But a stranger one’s that Western science fiction stories might become possibly post-anime IP franchises. Whilst Lensman did get an anime adaptation before, it’s another if Dune got an anime adaptation. It’s not that Dune hasn’t been adapted to film before. But that it or any other science fiction property might inspire a post-anime adaptation now that anime’s gone.

It’s not that there won’t be any more anime and manga but in the future a lot of it will be produced and continued outside of Japan. KOF’s already being produced by a Chinese company, this should give an idea of where post-anime’s heading. That and even the Philippines are making their own anime so there’s that.

The three powers

Whilst I think Western influences may’ve been a part of anime since its early days, I think post-anime might be marked by looking up to Western animation as a viable alternative now that anime’s gone. I think even a mangaka might say this and get flack for it. Others have said similar things before too.

I even said that American animation might become the new hub of adult animation just as China and India are the new Asian animation hubs. It’s not that anime franchises will be entirely gone but I have a feeling they’d be handed to non-Japanese countries for survival. Rao help if Gundam flourishes in China.

Or if Philippine cartoonists can convincingly mimic the Japanese counterparts they’re influenced by. As for America, given there’s a growing adult animation industry I think it’s the best replacement for anime when it comes to appealing to adult viewers.
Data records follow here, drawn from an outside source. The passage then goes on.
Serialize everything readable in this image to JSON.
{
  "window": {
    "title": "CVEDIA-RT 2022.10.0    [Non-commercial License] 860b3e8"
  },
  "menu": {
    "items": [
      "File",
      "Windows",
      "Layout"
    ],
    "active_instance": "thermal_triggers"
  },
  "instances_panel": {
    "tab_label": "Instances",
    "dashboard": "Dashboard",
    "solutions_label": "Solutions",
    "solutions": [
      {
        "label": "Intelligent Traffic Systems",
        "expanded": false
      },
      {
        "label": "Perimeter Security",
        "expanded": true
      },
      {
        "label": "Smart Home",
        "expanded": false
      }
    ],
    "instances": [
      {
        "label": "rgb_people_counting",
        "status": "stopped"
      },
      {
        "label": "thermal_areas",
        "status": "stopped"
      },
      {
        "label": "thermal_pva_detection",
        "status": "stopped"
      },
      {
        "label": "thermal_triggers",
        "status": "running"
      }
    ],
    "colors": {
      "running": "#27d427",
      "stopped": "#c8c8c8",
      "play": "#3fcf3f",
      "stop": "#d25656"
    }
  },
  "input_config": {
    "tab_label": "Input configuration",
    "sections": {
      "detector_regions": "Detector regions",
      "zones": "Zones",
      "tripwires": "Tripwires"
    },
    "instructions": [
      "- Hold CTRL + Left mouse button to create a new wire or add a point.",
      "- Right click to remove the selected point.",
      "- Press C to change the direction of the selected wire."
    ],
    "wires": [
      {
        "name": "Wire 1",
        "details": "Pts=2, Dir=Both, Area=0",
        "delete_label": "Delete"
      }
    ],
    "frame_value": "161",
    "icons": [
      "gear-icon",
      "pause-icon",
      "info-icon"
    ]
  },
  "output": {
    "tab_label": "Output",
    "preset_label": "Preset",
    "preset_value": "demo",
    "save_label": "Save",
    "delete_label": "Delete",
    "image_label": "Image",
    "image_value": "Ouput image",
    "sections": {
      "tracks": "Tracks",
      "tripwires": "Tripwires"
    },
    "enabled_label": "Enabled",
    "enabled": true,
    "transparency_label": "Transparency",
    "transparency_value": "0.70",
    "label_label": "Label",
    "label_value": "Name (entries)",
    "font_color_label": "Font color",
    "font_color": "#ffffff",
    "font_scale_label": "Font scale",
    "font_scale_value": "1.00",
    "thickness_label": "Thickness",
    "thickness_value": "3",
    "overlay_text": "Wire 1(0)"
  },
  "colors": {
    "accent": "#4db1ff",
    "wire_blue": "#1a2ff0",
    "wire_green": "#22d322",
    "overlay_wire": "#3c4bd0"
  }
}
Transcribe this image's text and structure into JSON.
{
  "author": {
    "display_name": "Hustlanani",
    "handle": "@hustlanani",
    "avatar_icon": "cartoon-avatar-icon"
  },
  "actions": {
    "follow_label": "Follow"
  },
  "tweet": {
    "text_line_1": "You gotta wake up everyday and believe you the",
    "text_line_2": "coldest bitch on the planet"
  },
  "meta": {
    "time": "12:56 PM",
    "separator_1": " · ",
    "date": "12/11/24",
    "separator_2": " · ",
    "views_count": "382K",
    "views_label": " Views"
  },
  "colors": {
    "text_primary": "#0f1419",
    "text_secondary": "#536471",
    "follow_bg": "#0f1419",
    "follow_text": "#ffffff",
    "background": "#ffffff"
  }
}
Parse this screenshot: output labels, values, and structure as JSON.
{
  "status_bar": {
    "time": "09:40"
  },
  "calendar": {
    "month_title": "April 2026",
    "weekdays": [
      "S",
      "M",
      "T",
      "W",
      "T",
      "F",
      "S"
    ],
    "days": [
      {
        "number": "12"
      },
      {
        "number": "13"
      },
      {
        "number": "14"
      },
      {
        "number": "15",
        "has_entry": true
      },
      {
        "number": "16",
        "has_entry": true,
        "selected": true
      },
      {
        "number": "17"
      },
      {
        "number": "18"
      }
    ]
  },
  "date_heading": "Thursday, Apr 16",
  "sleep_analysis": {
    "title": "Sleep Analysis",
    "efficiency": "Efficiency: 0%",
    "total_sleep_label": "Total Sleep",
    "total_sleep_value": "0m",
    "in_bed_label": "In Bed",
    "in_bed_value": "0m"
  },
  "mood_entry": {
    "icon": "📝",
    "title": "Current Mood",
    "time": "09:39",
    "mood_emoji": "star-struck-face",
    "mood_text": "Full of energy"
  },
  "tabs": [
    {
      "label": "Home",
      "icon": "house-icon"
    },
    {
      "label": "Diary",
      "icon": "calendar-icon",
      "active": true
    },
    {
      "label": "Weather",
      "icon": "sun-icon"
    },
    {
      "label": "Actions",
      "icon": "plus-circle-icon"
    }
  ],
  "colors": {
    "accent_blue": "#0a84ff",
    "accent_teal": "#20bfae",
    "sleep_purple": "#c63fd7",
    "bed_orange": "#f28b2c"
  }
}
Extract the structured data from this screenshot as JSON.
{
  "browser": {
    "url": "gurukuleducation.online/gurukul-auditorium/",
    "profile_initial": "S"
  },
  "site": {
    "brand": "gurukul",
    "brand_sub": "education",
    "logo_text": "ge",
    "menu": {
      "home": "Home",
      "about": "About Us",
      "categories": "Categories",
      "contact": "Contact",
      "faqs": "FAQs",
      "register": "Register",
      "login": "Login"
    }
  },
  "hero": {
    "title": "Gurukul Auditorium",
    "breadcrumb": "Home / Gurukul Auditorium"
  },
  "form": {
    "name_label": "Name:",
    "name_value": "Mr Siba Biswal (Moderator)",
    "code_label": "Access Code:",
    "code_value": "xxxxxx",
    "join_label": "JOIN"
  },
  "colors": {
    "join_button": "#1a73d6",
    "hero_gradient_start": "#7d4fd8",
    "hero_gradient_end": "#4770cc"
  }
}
China and India would the best replacements for Japan overall.

Though that would mean anime’s legacy, if the anime industry were to die at all, would have to survive elsewhere.